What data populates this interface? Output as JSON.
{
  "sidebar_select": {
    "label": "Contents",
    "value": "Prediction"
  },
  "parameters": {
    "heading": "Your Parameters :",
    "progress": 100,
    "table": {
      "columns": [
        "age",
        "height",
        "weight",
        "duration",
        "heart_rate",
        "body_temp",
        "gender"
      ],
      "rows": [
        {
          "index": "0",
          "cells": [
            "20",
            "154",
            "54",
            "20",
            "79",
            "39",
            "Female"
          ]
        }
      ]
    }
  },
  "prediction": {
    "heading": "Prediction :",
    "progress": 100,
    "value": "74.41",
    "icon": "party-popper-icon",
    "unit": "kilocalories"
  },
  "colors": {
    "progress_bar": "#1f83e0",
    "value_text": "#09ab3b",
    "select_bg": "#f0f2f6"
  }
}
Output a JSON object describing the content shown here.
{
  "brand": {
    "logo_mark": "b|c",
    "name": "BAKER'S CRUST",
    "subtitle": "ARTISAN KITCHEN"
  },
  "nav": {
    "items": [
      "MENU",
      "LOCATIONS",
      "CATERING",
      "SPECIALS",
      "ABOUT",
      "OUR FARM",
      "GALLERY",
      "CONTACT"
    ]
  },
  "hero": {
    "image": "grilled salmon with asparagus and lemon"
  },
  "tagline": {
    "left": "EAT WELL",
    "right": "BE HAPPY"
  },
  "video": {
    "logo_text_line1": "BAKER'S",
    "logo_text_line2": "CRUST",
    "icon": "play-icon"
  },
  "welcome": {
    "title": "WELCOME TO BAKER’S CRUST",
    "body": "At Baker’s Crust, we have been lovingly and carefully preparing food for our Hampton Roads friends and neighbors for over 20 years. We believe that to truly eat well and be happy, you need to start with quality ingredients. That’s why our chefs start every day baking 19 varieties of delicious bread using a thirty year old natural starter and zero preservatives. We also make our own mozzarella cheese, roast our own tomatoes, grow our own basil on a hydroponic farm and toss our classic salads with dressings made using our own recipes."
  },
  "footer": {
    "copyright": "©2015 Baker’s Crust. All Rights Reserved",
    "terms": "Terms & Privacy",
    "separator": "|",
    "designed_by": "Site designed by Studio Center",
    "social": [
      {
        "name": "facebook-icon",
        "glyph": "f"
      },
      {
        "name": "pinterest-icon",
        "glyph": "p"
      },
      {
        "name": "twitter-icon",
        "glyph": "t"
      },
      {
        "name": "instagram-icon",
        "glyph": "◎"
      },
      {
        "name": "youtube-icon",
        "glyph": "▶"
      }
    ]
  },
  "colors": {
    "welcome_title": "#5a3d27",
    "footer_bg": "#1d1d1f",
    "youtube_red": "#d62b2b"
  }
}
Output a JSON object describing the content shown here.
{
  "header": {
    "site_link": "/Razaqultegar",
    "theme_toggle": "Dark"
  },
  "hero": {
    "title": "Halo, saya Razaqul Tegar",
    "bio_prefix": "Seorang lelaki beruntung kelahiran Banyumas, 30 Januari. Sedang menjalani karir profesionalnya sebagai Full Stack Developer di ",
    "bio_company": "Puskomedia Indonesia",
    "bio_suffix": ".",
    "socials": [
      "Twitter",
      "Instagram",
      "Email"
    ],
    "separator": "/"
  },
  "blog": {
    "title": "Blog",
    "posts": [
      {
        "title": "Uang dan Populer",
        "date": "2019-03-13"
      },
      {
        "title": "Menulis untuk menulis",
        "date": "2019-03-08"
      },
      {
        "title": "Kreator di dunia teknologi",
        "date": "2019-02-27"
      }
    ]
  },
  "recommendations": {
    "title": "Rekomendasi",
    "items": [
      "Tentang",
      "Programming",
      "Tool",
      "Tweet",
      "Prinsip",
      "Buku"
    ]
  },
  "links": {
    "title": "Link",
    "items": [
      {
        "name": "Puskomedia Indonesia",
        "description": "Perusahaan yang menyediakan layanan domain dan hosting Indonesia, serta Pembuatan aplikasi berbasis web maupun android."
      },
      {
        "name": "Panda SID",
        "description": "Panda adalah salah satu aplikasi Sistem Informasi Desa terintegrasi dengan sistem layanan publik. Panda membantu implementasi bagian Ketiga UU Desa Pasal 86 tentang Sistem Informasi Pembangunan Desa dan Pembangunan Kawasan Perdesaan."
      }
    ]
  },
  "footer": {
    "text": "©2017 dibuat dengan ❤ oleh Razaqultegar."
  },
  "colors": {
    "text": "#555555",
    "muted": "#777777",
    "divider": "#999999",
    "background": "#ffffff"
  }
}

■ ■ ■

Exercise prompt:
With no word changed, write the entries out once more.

Answer for this exercise:
What data populates this interface? Output as JSON.
{
  "sidebar_select": {
    "label": "Contents",
    "value": "Prediction"
  },
  "parameters": {
    "heading": "Your Parameters :",
    "progress": 100,
    "table": {
      "columns": [
        "age",
        "height",
        "weight",
        "duration",
        "heart_rate",
        "body_temp",
        "gender"
      ],
      "rows": [
        {
          "index": "0",
          "cells": [
            "20",
            "154",
            "54",
            "20",
            "79",
            "39",
            "Female"
          ]
        }
      ]
    }
  },
  "prediction": {
    "heading": "Prediction :",
    "progress": 100,
    "value": "74.41",
    "icon": "party-popper-icon",
    "unit": "kilocalories"
  },
  "colors": {
    "progress_bar": "#1f83e0",
    "value_text": "#09ab3b",
    "select_bg": "#f0f2f6"
  }
}
Output a JSON object describing the content shown here.
{
  "brand": {
    "logo_mark": "b|c",
    "name": "BAKER'S CRUST",
    "subtitle": "ARTISAN KITCHEN"
  },
  "nav": {
    "items": [
      "MENU",
      "LOCATIONS",
      "CATERING",
      "SPECIALS",
      "ABOUT",
      "OUR FARM",
      "GALLERY",
      "CONTACT"
    ]
  },
  "hero": {
    "image": "grilled salmon with asparagus and lemon"
  },
  "tagline": {
    "left": "EAT WELL",
    "right": "BE HAPPY"
  },
  "video": {
    "logo_text_line1": "BAKER'S",
    "logo_text_line2": "CRUST",
    "icon": "play-icon"
  },
  "welcome": {
    "title": "WELCOME TO BAKER’S CRUST",
    "body": "At Baker’s Crust, we have been lovingly and carefully preparing food for our Hampton Roads friends and neighbors for over 20 years. We believe that to truly eat well and be happy, you need to start with quality ingredients. That’s why our chefs start every day baking 19 varieties of delicious bread using a thirty year old natural starter and zero preservatives. We also make our own mozzarella cheese, roast our own tomatoes, grow our own basil on a hydroponic farm and toss our classic salads with dressings made using our own recipes."
  },
  "footer": {
    "copyright": "©2015 Baker’s Crust. All Rights Reserved",
    "terms": "Terms & Privacy",
    "separator": "|",
    "designed_by": "Site designed by Studio Center",
    "social": [
      {
        "name": "facebook-icon",
        "glyph": "f"
      },
      {
        "name": "pinterest-icon",
        "glyph": "p"
      },
      {
        "name": "twitter-icon",
        "glyph": "t"
      },
      {
        "name": "instagram-icon",
        "glyph": "◎"
      },
      {
        "name": "youtube-icon",
        "glyph": "▶"
      }
    ]
  },
  "colors": {
    "welcome_title": "#5a3d27",
    "footer_bg": "#1d1d1f",
    "youtube_red": "#d62b2b"
  }
}
Output a JSON object describing the content shown here.
{
  "header": {
    "site_link": "/Razaqultegar",
    "theme_toggle": "Dark"
  },
  "hero": {
    "title": "Halo, saya Razaqul Tegar",
    "bio_prefix": "Seorang lelaki beruntung kelahiran Banyumas, 30 Januari. Sedang menjalani karir profesionalnya sebagai Full Stack Developer di ",
    "bio_company": "Puskomedia Indonesia",
    "bio_suffix": ".",
    "socials": [
      "Twitter",
      "Instagram",
      "Email"
    ],
    "separator": "/"
  },
  "blog": {
    "title": "Blog",
    "posts": [
      {
        "title": "Uang dan Populer",
        "date": "2019-03-13"
      },
      {
        "title": "Menulis untuk menulis",
        "date": "2019-03-08"
      },
      {
        "title": "Kreator di dunia teknologi",
        "date": "2019-02-27"
      }
    ]
  },
  "recommendations": {
    "title": "Rekomendasi",
    "items": [
      "Tentang",
      "Programming",
      "Tool",
      "Tweet",
      "Prinsip",
      "Buku"
    ]
  },
  "links": {
    "title": "Link",
    "items": [
      {
        "name": "Puskomedia Indonesia",
        "description": "Perusahaan yang menyediakan layanan domain dan hosting Indonesia, serta Pembuatan aplikasi berbasis web maupun android."
      },
      {
        "name": "Panda SID",
        "description": "Panda adalah salah satu aplikasi Sistem Informasi Desa terintegrasi dengan sistem layanan publik. Panda membantu implementasi bagian Ketiga UU Desa Pasal 86 tentang Sistem Informasi Pembangunan Desa dan Pembangunan Kawasan Perdesaan."
      }
    ]
  },
  "footer": {
    "text": "©2017 dibuat dengan ❤ oleh Razaqultegar."
  },
  "colors": {
    "text": "#555555",
    "muted": "#777777",
    "divider": "#999999",
    "background": "#ffffff"
  }
}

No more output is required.